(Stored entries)

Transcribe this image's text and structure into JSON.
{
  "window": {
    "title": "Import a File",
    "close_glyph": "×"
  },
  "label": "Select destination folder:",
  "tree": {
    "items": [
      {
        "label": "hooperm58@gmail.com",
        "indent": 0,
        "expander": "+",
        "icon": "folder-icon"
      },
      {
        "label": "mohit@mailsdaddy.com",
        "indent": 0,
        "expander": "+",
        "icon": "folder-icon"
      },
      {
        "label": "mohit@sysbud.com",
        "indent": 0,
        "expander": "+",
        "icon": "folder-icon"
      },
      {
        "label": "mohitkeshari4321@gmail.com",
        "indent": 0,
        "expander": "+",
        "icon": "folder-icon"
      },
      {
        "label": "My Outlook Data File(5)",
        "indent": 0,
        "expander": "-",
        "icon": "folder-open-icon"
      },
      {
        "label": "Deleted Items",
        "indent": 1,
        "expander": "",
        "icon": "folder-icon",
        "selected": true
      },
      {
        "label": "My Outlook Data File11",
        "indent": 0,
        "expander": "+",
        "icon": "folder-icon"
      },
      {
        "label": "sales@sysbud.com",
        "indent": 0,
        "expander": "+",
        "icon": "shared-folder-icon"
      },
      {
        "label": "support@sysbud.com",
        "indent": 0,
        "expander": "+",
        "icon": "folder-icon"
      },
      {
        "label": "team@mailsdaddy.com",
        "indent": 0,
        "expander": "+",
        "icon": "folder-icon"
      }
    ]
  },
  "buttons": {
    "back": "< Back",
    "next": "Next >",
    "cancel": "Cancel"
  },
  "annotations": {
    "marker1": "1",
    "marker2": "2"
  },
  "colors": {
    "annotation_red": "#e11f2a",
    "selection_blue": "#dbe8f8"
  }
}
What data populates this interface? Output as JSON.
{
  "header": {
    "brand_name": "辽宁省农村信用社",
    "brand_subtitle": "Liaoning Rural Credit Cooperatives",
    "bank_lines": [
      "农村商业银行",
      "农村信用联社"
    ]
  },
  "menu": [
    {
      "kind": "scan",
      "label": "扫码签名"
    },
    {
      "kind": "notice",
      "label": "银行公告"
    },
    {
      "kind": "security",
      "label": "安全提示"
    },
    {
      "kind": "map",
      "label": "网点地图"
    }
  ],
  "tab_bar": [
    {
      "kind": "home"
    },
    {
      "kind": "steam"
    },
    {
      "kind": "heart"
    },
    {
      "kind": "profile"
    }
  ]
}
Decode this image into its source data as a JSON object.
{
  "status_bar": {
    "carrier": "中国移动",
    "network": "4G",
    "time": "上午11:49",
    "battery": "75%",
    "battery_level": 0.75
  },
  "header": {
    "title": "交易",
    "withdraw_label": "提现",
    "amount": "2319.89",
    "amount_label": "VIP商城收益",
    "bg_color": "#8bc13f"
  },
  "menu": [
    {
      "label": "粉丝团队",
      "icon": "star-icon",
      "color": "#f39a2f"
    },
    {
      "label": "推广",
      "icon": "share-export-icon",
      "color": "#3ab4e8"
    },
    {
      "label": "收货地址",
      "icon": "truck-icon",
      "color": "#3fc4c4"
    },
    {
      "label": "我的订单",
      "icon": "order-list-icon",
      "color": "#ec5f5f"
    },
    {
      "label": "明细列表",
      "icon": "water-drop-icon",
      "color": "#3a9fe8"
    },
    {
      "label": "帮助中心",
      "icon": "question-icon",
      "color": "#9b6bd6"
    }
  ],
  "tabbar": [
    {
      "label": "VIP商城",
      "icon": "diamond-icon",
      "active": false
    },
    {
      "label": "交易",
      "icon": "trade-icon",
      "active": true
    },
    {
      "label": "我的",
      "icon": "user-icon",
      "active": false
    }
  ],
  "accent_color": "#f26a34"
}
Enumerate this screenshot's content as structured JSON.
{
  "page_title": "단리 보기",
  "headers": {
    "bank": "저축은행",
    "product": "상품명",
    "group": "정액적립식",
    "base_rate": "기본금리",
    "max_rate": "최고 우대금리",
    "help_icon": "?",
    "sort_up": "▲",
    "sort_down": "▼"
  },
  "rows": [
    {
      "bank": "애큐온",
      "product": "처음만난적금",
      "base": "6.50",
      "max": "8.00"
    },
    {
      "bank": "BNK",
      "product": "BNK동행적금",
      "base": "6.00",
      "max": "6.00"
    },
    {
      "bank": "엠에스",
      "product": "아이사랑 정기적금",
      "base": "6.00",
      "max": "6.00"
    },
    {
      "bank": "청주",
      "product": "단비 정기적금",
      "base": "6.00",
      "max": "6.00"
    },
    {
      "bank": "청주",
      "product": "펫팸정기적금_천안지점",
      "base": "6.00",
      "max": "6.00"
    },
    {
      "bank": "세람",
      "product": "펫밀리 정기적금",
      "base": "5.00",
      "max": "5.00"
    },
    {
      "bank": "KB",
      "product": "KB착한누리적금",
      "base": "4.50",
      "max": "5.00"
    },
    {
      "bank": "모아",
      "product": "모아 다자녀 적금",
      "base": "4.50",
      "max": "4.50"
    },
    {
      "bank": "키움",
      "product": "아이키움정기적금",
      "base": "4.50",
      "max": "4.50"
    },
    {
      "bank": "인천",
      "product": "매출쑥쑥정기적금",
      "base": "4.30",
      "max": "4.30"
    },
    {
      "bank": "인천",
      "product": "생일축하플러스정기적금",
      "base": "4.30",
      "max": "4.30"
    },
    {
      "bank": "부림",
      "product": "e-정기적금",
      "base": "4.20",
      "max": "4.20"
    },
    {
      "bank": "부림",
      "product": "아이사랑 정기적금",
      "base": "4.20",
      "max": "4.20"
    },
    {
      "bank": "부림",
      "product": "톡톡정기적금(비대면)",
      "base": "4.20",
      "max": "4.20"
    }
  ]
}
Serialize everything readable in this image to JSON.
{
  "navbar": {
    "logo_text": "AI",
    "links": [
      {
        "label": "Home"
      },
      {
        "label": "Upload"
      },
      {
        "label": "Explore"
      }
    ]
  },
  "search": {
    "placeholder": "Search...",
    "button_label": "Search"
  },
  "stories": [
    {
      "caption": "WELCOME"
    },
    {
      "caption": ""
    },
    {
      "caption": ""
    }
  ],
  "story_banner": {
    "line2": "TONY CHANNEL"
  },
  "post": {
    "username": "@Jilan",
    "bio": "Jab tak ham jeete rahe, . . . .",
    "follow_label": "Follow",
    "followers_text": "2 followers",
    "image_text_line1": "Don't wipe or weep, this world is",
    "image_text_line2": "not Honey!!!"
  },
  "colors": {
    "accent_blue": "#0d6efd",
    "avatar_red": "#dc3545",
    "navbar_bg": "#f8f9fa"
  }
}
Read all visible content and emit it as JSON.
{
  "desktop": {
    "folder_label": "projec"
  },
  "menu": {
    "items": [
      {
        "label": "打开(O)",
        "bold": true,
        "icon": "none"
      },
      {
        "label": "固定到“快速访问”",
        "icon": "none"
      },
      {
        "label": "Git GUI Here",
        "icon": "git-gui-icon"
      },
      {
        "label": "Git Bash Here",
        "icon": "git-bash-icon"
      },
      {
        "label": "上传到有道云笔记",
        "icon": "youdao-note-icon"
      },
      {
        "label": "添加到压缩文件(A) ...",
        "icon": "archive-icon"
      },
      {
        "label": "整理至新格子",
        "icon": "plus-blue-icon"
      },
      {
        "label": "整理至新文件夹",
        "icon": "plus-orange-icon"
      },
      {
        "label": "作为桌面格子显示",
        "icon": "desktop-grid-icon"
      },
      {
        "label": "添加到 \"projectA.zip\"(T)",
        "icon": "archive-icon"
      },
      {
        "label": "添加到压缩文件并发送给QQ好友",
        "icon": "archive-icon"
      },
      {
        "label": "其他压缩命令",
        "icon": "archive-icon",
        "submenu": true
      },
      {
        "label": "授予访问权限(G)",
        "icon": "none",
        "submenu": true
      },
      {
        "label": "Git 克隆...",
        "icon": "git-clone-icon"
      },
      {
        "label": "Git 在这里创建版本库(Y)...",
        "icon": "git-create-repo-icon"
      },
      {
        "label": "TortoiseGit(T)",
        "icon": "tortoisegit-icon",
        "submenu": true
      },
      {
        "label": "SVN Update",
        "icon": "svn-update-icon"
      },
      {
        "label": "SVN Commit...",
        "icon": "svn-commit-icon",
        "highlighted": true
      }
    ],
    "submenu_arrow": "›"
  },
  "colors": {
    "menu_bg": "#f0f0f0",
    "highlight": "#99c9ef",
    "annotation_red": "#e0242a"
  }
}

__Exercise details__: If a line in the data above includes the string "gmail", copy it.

__Output of the exercise__:
        "label": "hooperm58@gmail.com",
        "label": "mohitkeshari4321@gmail.com",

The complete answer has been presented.